[Items from a data source]
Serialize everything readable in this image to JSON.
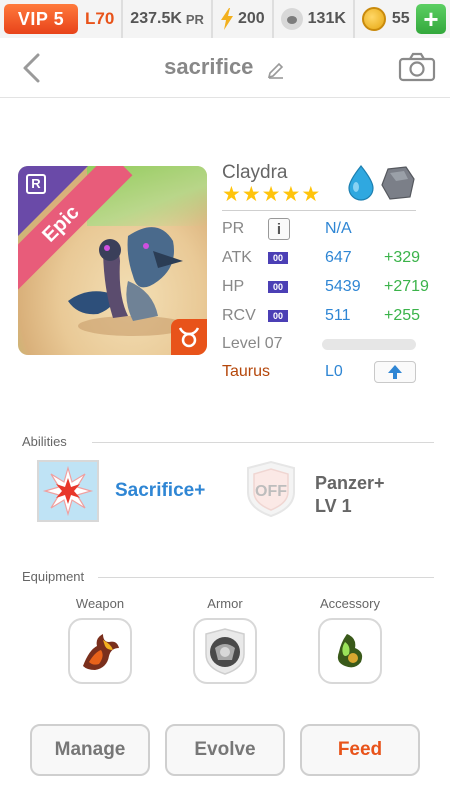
{
  "topbar": {
    "vip": "VIP 5",
    "level": "L70",
    "power": "237.5K",
    "power_unit": "PR",
    "energy": "200",
    "food": "131K",
    "coins": "55",
    "add": "+"
  },
  "header": {
    "title": "sacrifice"
  },
  "monster": {
    "name": "Claydra",
    "rarity": "Epic",
    "rank_badge": "R",
    "stars": 5,
    "elements": [
      "water",
      "earth"
    ],
    "stats": {
      "pr_label": "PR",
      "pr_info": "i",
      "pr_value": "N/A",
      "atk_label": "ATK",
      "atk_tag": "00",
      "atk_value": "647",
      "atk_bonus": "+329",
      "hp_label": "HP",
      "hp_tag": "00",
      "hp_value": "5439",
      "hp_bonus": "+2719",
      "rcv_label": "RCV",
      "rcv_tag": "00",
      "rcv_value": "511",
      "rcv_bonus": "+255"
    },
    "level_label": "Level 07",
    "level_progress": 0.0,
    "zodiac_label": "Taurus",
    "zodiac_level": "L0"
  },
  "abilities": {
    "title": "Abilities",
    "items": [
      {
        "label": "Sacrifice+",
        "icon": "sacrifice-burst-icon"
      },
      {
        "label_line1": "Panzer+",
        "label_line2": "LV 1",
        "icon_text": "OFF",
        "icon": "panzer-off-icon"
      }
    ]
  },
  "equipment": {
    "title": "Equipment",
    "slots": [
      {
        "label": "Weapon",
        "icon": "weapon-icon"
      },
      {
        "label": "Armor",
        "icon": "armor-icon"
      },
      {
        "label": "Accessory",
        "icon": "accessory-icon"
      }
    ]
  },
  "buttons": {
    "manage": "Manage",
    "evolve": "Evolve",
    "feed": "Feed"
  },
  "colors": {
    "accent_orange": "#e8531a",
    "stat_blue": "#2f86d4",
    "bonus_green": "#3bb34a",
    "epic_pink": "#e85c7a",
    "rank_purple": "#6a4aa8"
  }
}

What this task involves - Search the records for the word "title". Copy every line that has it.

Expected output -
    "title": "sacrifice"
    "title": "Abilities",
    "title": "Equipment",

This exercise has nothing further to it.